There is an African Proverb
One of the interesting results of the war between Russia and The Ukraine is the collateral damage in countries that are not participants.
We see this in skyrocketing fuel shortages and food shortages, but the most extreme case I’ve seen so far, as described by John Helmer, is the collapse of Sri Linka.
The short version is that emergency shipments of oil from Russia to the island nation were never off-loaded because of attempts by the Sri Lankan government to enforce US sanctions as a result of US pressure:
The President of Sri Lanka, Gotabaya Rajapaksa, was toppled from power in Colombo and forced to flee the country on July 13, leaving behind a prime minister he had appointed to succeed him, assuring his immunity from prosecution and delaying national elections for two years. A week earlier, on July 6, Rajapaksa telephoned President Vladimir Putin and requested emergency shipments of Russian fuel to the country on credit because Sri Lanka had run out of fuel and also the money to pay for it.
The last Russian shipment, 90,000 tonnes of Russian crude oil to restart Sri Lanka’s sole but bankrupt refinery, had been ordered from intermediary traders and then delivered to port in May. However, the oil could not be unloaded until the government produced the cash to pay for it. Rajapaksa followed in the last days of June by sending two officials to Moscow to ask for direct government-to-government oil deliveries without cash. There was no Russian agreement.
In Moscow the Russians interpreted Wickremesinghe and Rajapaksa to be making a public show of asking for Russian help in order to persuade Washington to rescue them instead.
The Kremlin was convinced the Sri Lankans were scheming and bluffing. The reason was that on June 2, at Colombo’s airport, an Aeroflot Airbus Flight SU-288, with more than two hundred Russians returning to Moscow from holiday in the country, had been prevented from departing; the aircraft had been stopped by an order from a judge of the Commercial High Court. Ostensibly, the court was acting on a lawsuit filed against Aeroflot by an Irish aircraft leasing company called Celestial Aviation Trading 10 Limited.

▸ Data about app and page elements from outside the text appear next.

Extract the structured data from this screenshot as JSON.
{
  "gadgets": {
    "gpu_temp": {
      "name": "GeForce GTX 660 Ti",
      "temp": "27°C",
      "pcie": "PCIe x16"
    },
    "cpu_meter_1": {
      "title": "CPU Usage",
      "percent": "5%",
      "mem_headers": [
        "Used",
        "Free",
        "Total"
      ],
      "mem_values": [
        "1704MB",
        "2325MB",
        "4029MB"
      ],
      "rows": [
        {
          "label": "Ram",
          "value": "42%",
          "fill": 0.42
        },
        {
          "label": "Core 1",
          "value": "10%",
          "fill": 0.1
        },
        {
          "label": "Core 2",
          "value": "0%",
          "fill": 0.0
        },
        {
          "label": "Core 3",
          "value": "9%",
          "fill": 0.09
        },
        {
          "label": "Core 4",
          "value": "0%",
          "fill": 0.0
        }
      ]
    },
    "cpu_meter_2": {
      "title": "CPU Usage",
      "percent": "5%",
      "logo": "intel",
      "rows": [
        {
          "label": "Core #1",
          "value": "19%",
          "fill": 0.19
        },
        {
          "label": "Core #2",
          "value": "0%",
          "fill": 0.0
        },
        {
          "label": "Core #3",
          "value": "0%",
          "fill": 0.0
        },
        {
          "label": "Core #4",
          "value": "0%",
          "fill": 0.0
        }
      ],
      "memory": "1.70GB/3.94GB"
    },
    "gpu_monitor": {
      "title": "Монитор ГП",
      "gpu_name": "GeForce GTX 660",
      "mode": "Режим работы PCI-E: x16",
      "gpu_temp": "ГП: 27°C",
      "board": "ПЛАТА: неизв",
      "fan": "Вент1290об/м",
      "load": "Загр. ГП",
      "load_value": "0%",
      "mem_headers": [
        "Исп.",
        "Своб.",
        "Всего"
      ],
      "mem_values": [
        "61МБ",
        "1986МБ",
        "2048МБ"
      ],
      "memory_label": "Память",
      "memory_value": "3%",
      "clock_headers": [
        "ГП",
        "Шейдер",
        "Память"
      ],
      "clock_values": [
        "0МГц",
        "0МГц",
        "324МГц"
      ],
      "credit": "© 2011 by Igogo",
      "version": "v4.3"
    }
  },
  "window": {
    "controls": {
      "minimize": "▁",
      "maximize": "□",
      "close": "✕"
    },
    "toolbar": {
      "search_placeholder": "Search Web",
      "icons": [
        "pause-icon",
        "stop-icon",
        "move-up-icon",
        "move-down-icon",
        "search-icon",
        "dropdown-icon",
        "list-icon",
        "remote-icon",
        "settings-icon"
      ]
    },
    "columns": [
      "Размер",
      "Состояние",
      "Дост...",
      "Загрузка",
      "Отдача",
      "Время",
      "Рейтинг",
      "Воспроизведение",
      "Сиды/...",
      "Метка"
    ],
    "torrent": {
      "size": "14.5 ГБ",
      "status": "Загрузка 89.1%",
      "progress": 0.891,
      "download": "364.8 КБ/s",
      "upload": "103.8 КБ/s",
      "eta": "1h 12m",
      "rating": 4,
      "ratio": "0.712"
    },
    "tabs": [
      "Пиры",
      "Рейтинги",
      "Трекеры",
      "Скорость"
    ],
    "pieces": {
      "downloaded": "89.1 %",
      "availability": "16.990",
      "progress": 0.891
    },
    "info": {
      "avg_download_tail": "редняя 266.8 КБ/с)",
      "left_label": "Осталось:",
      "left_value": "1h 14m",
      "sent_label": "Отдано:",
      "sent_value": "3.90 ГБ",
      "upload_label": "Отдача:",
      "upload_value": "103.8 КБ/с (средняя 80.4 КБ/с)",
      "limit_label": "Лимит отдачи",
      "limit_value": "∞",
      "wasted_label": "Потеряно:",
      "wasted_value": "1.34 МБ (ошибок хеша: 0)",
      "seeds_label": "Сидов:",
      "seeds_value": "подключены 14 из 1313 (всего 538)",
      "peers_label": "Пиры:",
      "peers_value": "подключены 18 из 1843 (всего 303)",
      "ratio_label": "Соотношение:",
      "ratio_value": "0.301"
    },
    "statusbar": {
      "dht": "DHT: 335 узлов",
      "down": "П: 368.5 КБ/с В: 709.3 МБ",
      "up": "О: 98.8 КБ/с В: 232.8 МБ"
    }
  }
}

In fact, that entity was a front for AerCap, the dominant global aviation leasing corporation in the world, controlled by General Electric of the US; Celestial Aviation is an AerCap special purpose vehicle; its claim against the Aeroflot aircraft in Sri Lanka was part of Washington’s sanctions war — and Rajapaksa and Wickremesinghe were immediately told so by Russian officials. They claimed the court order was a “commercial dispute” with “no involvement of the state”; the Russians didn’t believe them.
The aircraft was released on June 6 and a court official charged with corruption. But a month later, by the time Rajapaksa was appealing to Putin, Aeroflot had not restarted its flights. There would also be no Russian oil nor credit to save Rajapaksa.
The State Department and the Pentagon were actively courting Rajapaksa during the weeks leading up his ouster. A delegation of US officials led by Under Secretary of State Victoria Nuland [Victoria Nuland? Where have I heard that name before?] and the Pentagon official in charge of Sri Lanka, Amanda Dory, were in Colombo on March 22–23. “You are a vital partner of the United States at a key crossroads in the Indo-Pacific,” Nuland declared, “and we are eager to support you at this critical moment…We share a commitment to a free and open Indo-Pacific and as the Foreign Minister said, to a rules-based, democratic, international order.” That meant US opposition to Sri Lanka’s relations with China and Russia. “I want”, Nuland emphasized, “to particularly make note of the fact that Russia’s brutal aggression in Ukraine just underscores for all of us the importance of the democracies, strengthening ourselves and standing together in the face of brutal autocratic behavior, coercion, aggression. Whether it’s coming from Russia, whether it’s coming from other autocracies around the world.”
In April Nuland followed with an official warning that if Sri Lanka’s relationships with Russia or China crossed Nuland’s red lines, Rajapaksa would face sanctions. “Malign influence countries could displace any U.S. agreements being signed. We will mitigate this risk by staying tied in with our allies, friends and partners along with steady engagement across the Sri Lankan services to ensure the U.S. remains a partner of choice. Congressional scrutiny could limit the amount of funding available to Sri Lanka for Security Cooperation/Security assistance.”
It seems to me that Sri Lanka in general, and Gotabaya Rajapaksa in particular.,is roadkill on the “Domino Theory” road, like Laos and Cambodia were.
When elephants fight it is the grass that suffers.
H/T naked capitalism.